Michelle Obama made the list. As did Olympic gymnast Simone Biles, journalist Karen Attiah, actor Jada Pinkett Smith and CBS anchor Gayle King.
So did Chattanooga's Ash-Lee Woodard Henderson.
Henderson, once part of our city's Concerned Citizens for Justice, is now the executive director of the Highlander Research and Education Center, famous for building grassroots activism. Before her bus boycott, Rosa Parks attended a Highlander workshop. Dr. King spoke at its 25th anniversary.
A fire in April destroyed much of its library and main office; a white-power symbol was found spray-painted on the parking lot.
"Henderson vowed to rebuild," Essence declared.

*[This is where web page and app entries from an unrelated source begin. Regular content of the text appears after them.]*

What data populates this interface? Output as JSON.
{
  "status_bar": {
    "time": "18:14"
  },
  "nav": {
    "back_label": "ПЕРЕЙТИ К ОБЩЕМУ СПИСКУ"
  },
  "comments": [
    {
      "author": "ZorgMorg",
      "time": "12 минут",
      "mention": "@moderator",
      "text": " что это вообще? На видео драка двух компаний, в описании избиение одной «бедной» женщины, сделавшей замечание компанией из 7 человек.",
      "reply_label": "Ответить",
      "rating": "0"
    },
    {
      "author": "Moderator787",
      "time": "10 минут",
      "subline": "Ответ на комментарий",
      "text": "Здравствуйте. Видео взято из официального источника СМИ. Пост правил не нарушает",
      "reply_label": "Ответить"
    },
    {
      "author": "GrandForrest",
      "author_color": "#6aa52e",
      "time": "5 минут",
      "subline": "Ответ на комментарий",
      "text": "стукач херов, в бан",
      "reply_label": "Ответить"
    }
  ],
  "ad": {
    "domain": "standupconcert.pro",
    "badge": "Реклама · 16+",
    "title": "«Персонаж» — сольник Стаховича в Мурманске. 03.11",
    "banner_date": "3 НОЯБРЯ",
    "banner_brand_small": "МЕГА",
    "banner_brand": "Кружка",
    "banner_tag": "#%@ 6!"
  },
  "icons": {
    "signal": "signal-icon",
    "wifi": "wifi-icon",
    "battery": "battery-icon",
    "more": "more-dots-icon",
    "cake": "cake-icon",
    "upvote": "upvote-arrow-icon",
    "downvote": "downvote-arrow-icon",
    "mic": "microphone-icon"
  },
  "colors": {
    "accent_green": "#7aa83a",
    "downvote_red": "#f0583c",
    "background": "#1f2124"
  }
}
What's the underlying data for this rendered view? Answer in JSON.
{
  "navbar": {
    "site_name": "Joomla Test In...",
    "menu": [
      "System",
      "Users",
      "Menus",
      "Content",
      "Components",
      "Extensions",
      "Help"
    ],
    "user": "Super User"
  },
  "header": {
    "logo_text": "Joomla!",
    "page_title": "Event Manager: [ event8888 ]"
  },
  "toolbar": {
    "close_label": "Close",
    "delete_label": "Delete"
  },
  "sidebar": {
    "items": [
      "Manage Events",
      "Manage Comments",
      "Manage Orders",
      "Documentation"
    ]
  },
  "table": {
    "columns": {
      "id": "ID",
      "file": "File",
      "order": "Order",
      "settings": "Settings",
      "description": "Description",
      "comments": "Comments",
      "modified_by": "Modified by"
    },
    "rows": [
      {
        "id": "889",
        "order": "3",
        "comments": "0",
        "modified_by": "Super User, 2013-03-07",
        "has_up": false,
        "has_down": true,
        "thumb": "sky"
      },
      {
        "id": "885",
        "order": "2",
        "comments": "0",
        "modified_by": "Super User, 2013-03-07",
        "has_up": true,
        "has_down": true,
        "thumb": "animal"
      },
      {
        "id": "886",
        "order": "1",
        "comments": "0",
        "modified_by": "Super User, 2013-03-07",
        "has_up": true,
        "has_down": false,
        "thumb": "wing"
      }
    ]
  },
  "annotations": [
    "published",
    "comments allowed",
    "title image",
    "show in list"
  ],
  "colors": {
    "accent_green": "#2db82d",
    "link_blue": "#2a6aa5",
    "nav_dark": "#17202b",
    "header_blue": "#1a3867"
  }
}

David Cook writes a Sunday column and can be reached at firstname.lastname@example.org.